**Work to be completed:** The word "JSON" may appear in lines of the data below. Say how many lines hold it, giving only the number.

= = =

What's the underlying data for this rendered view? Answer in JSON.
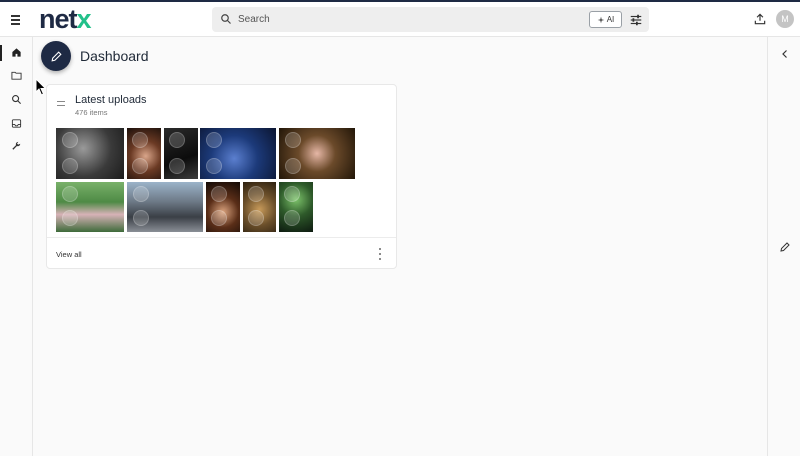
{
  "header": {
    "logo_main": "net",
    "logo_accent": "x",
    "search_placeholder": "Search",
    "ai_label": "AI",
    "avatar_initial": "M"
  },
  "sidebar": {
    "items": [
      {
        "icon": "home-icon",
        "active": true
      },
      {
        "icon": "folder-icon"
      },
      {
        "icon": "search-icon"
      },
      {
        "icon": "inbox-icon"
      },
      {
        "icon": "wrench-icon"
      }
    ]
  },
  "page": {
    "title": "Dashboard"
  },
  "widget": {
    "title": "Latest uploads",
    "count_label": "476 items",
    "view_all_label": "View all"
  },
  "colors": {
    "brand_dark": "#1e2a44",
    "brand_accent": "#22c08a"
  }
}
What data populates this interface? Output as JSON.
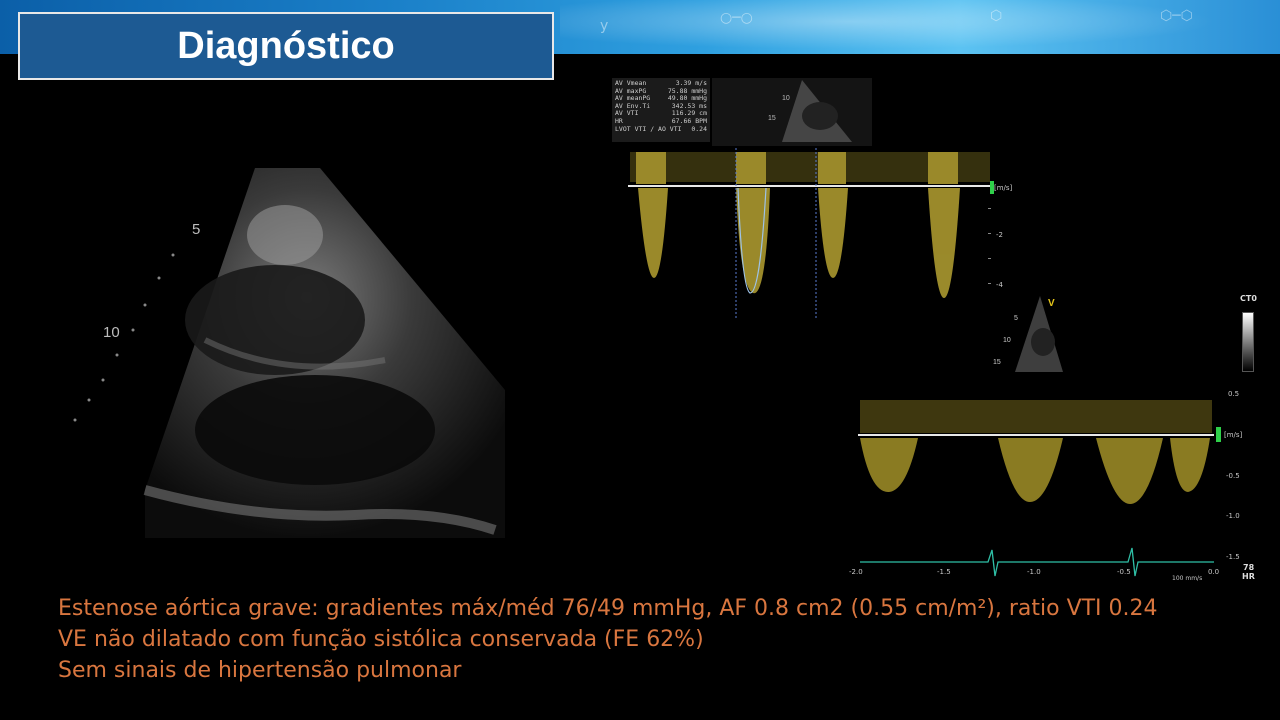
{
  "slide": {
    "title": "Diagnóstico"
  },
  "cw_doppler": {
    "measurements": [
      {
        "label": "AV Vmean",
        "value": "3.39 m/s"
      },
      {
        "label": "AV maxPG",
        "value": "75.88 mmHg"
      },
      {
        "label": "AV meanPG",
        "value": "49.80 mmHg"
      },
      {
        "label": "AV Env.Ti",
        "value": "342.53 ms"
      },
      {
        "label": "AV VTI",
        "value": "116.29 cm"
      },
      {
        "label": "HR",
        "value": "67.66 BPM"
      },
      {
        "label": "LVOT VTI / AO VTI",
        "value": "0.24"
      }
    ],
    "unit": "[m/s]",
    "ticks": [
      "-2",
      "-4"
    ],
    "depth_marks": [
      "10",
      "15"
    ]
  },
  "pw_doppler": {
    "unit": "[m/s]",
    "ticks": [
      "0.5",
      "-0.5",
      "-1.0",
      "-1.5"
    ],
    "time_ticks": [
      "-2.0",
      "-1.5",
      "-1.0",
      "-0.5",
      "0.0"
    ],
    "speed": "100 mm/s",
    "hr_value": "78",
    "hr_label": "HR",
    "depth_marks": [
      "5",
      "10",
      "15"
    ],
    "v_marker": "V"
  },
  "echo_2d": {
    "depth_marks": [
      "5",
      "10"
    ]
  },
  "colorbar": {
    "label": "CT0"
  },
  "findings": [
    "Estenose aórtica grave:  gradientes máx/méd 76/49 mmHg, AF 0.8 cm2 (0.55 cm/m²), ratio VTI 0.24",
    "VE não dilatado com função sistólica conservada (FE 62%)",
    "Sem sinais de hipertensão pulmonar"
  ]
}
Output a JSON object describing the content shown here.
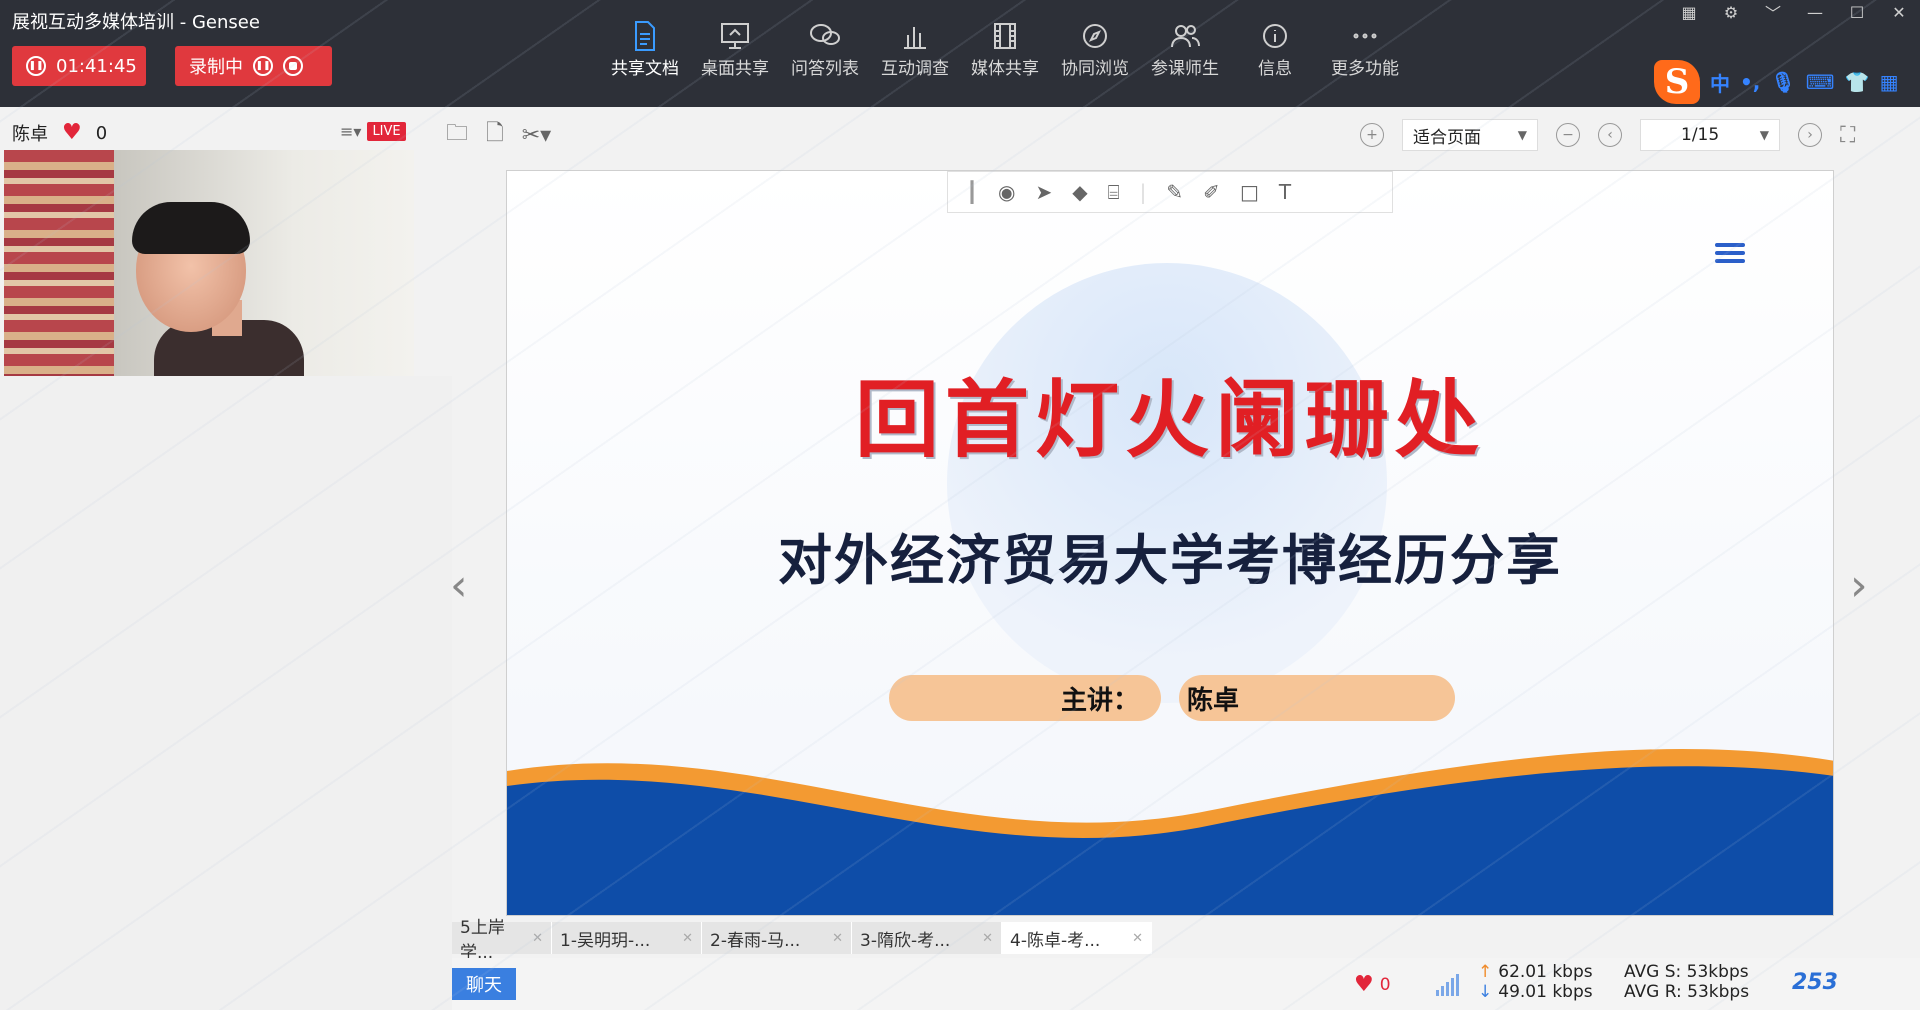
{
  "window": {
    "title": "展视互动多媒体培训  - Gensee",
    "controls": [
      "grid-icon",
      "settings-icon",
      "collapse-icon",
      "minimize-icon",
      "maximize-icon",
      "close-icon"
    ]
  },
  "session": {
    "timer": "01:41:45",
    "recording_label": "录制中"
  },
  "toolbar": {
    "items": [
      {
        "label": "共享文档",
        "icon": "document-icon",
        "active": true
      },
      {
        "label": "桌面共享",
        "icon": "desktop-share-icon",
        "active": false
      },
      {
        "label": "问答列表",
        "icon": "qa-icon",
        "active": false
      },
      {
        "label": "互动调查",
        "icon": "survey-chart-icon",
        "active": false
      },
      {
        "label": "媒体共享",
        "icon": "film-icon",
        "active": false
      },
      {
        "label": "协同浏览",
        "icon": "compass-icon",
        "active": false
      },
      {
        "label": "参课师生",
        "icon": "people-icon",
        "active": false
      },
      {
        "label": "信息",
        "icon": "info-icon",
        "active": false
      },
      {
        "label": "更多功能",
        "icon": "more-icon",
        "active": false
      }
    ]
  },
  "ime": {
    "logo": "S",
    "mode": "中",
    "punct": "•,"
  },
  "presenter": {
    "name": "陈卓",
    "likes": "0",
    "live_badge": "LIVE"
  },
  "doc_toolbar": {
    "zoom_mode": "适合页面",
    "page": "1/15"
  },
  "slide": {
    "title": "回首灯火阑珊处",
    "subtitle": "对外经济贸易大学考博经历分享",
    "speaker_label": "主讲：",
    "speaker_name": "陈卓"
  },
  "tabs": [
    {
      "label": "5上岸学...",
      "active": false
    },
    {
      "label": "1-吴明玥-...",
      "active": false
    },
    {
      "label": "2-春雨-马...",
      "active": false
    },
    {
      "label": "3-隋欣-考...",
      "active": false
    },
    {
      "label": "4-陈卓-考...",
      "active": true
    }
  ],
  "status": {
    "chat_label": "聊天",
    "likes": "0",
    "upload_rate": "62.01 kbps",
    "download_rate": "49.01 kbps",
    "avg_send": "AVG S: 53kbps",
    "avg_recv": "AVG R: 53kbps",
    "brand": "253"
  },
  "colors": {
    "accent": "#3a9bff",
    "record_red": "#e0393e",
    "title_red": "#e11f24",
    "wave_blue": "#0e4da8",
    "wave_orange": "#f39a32"
  }
}
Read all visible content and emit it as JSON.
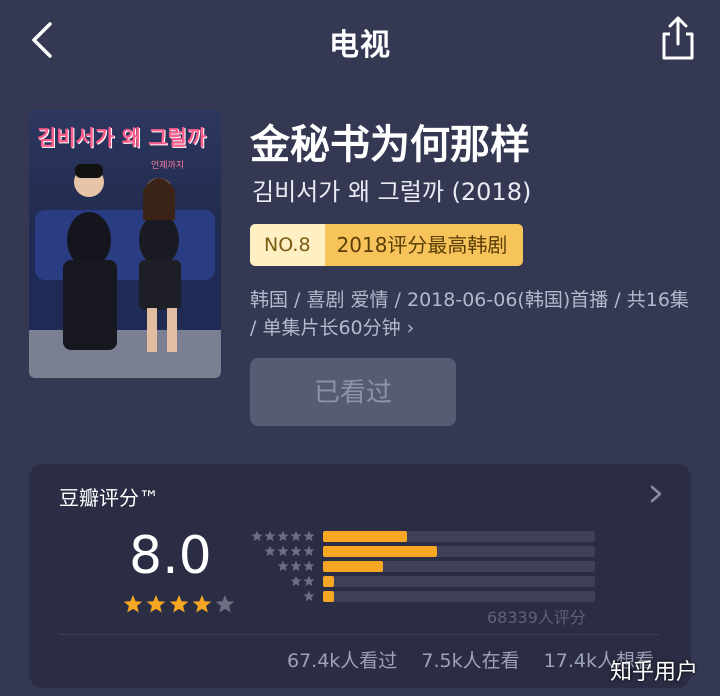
{
  "nav": {
    "title": "电视",
    "back_icon": "chevron-left-icon",
    "share_icon": "share-icon"
  },
  "poster": {
    "title_text": "김비서가 왜 그럴까"
  },
  "show": {
    "title_zh": "金秘书为何那样",
    "title_original": "김비서가 왜 그럴까 (2018)",
    "rank": "NO.8",
    "rank_label": "2018评分最高韩剧",
    "meta": "韩国 / 喜剧 爱情 / 2018-06-06(韩国)首播 / 共16集 / 单集片长60分钟",
    "meta_chevron": "›"
  },
  "actions": {
    "watched_label": "已看过"
  },
  "rating": {
    "header": "豆瓣评分™",
    "score": "8.0",
    "stars": 4,
    "max_stars": 5,
    "distribution": [
      {
        "stars": 5,
        "fraction": 0.31
      },
      {
        "stars": 4,
        "fraction": 0.42
      },
      {
        "stars": 3,
        "fraction": 0.22
      },
      {
        "stars": 2,
        "fraction": 0.04
      },
      {
        "stars": 1,
        "fraction": 0.04
      }
    ],
    "count_text": "68339人评分",
    "stats": {
      "watched": "67.4k人看过",
      "watching": "7.5k人在看",
      "wish": "17.4k人想看"
    }
  },
  "colors": {
    "background": "#343852",
    "card": "#2a2d43",
    "star_active": "#f5a623",
    "star_inactive": "#6c6f82",
    "badge_light": "#fff0c4",
    "badge_gold": "#f7c35b"
  },
  "watermark": "知乎用户"
}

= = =

**Result below:** 4